Summer course offers opportunities for students

Taos, N.M., is a place many probably have never heard of, but at Mercyhurst University, there is an opportunity to take a three-week, pre-summer course with a week of it housed in New Mexico. However, at publication time, with few students interested for 2012, the course will be postponed until pre-summer 2013.

This course gives students the chance to look with new perspectives on the world, in the ways of religious diversity in the U.S. Students will do many activities while in Taos that allow self-reflection through lectures, fieldtrips, guest speakers and service they are providing with other community members.

Colin Hurley, director of Service Learning, explains that the cost of the course (including the trip) is $1,800 and accounts for airfare, food, lodging and transportation.

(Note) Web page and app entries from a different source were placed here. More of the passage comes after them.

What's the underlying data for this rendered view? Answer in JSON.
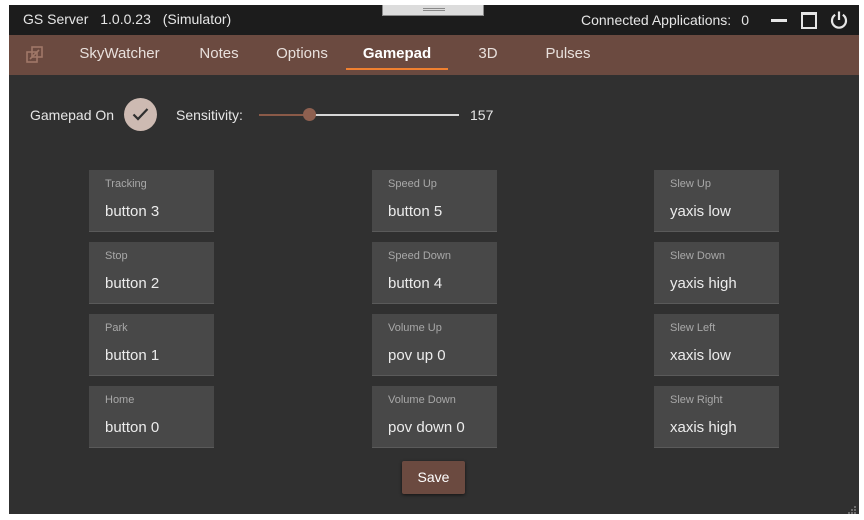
{
  "titlebar": {
    "app_name": "GS Server",
    "version": "1.0.0.23",
    "mode": "(Simulator)",
    "connected_label": "Connected Applications:",
    "connected_count": "0"
  },
  "nav": {
    "tabs": [
      {
        "label": "SkyWatcher"
      },
      {
        "label": "Notes"
      },
      {
        "label": "Options"
      },
      {
        "label": "Gamepad"
      },
      {
        "label": "3D"
      },
      {
        "label": "Pulses"
      }
    ],
    "active": "Gamepad"
  },
  "gamepad": {
    "on_label": "Gamepad On",
    "on_checked": true,
    "sensitivity_label": "Sensitivity:",
    "sensitivity_value": "157",
    "sensitivity_fraction": 0.25
  },
  "mappings": [
    {
      "label": "Tracking",
      "value": "button 3"
    },
    {
      "label": "Stop",
      "value": "button 2"
    },
    {
      "label": "Park",
      "value": "button 1"
    },
    {
      "label": "Home",
      "value": "button 0"
    },
    {
      "label": "Speed Up",
      "value": "button 5"
    },
    {
      "label": "Speed Down",
      "value": "button 4"
    },
    {
      "label": "Volume Up",
      "value": "pov up 0"
    },
    {
      "label": "Volume Down",
      "value": "pov down 0"
    },
    {
      "label": "Slew Up",
      "value": "yaxis low"
    },
    {
      "label": "Slew Down",
      "value": "yaxis high"
    },
    {
      "label": "Slew Left",
      "value": "xaxis low"
    },
    {
      "label": "Slew Right",
      "value": "xaxis high"
    }
  ],
  "save_label": "Save",
  "colors": {
    "accent": "#6b4a40",
    "tab_underline": "#f08030",
    "background": "#303030"
  }
}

The class starts after graduation into the second week of June. For students who go on this trip, it will be the equivalent of a 3-credit class upon approval by the Registrar’s Office. Those going on the trip would essentially take the elective of RLST 320: American Religious Thought taught by Verna Ehret, Ph.D.

“Students will be expected to take a test on the material studied prior to going to New Mexico,” Ehret said, “Then they will, through interviews and informal conversations, conduct research on enculturation and ethical practice in Taos. Finally, students will write a 10-12 page research paper based on both the experience in Taos and academic research on their topics.”

This class will open up the students’ minds to various faith traditions such as Catholicism, Pueblo/Native American, Islam, Buddhism, and Hinduism, for example. Many times, these hands-on experiences can erase stereotypes and encourage a positive dialogue among various groups.

In recent trips to Taos, students engaged in an enjarre project for several days. Enjarre is a project where people of the St. Francis de Asis parish take two weeks in June to apply new adobe mud to the exterior of their church, quite an historic structure and one of the most photographed of its kind in the world.

In the past few years, Mercyhurst as well as Southern Methodist University (SMU) students have joined the local church members in this yearly tradition and celebration of community through hard labor and casual conversation over meals.

Taos, is located near SMU’s branch campus at Fort Burgwin, a recent partner campus for the Mercyhurst Archeology Institute’s field school.

Unfortunately, there has only been one student who has signed up for this 2012 pre-summer course. Therefore, the trip will be postponed until May 2013 unless a few more students show immediate interest. A maximum of 10 students can sign up for the trip.

“Though the class size might seem small, the memories and experiential learning will surely be as unforgettable as the sun setting over the Rio Grande gorge or the 13,000 foot mountain peaks overlooking the Taos valley,” Hurley said.

Students should email Hurley or Ehret at with questions or interest.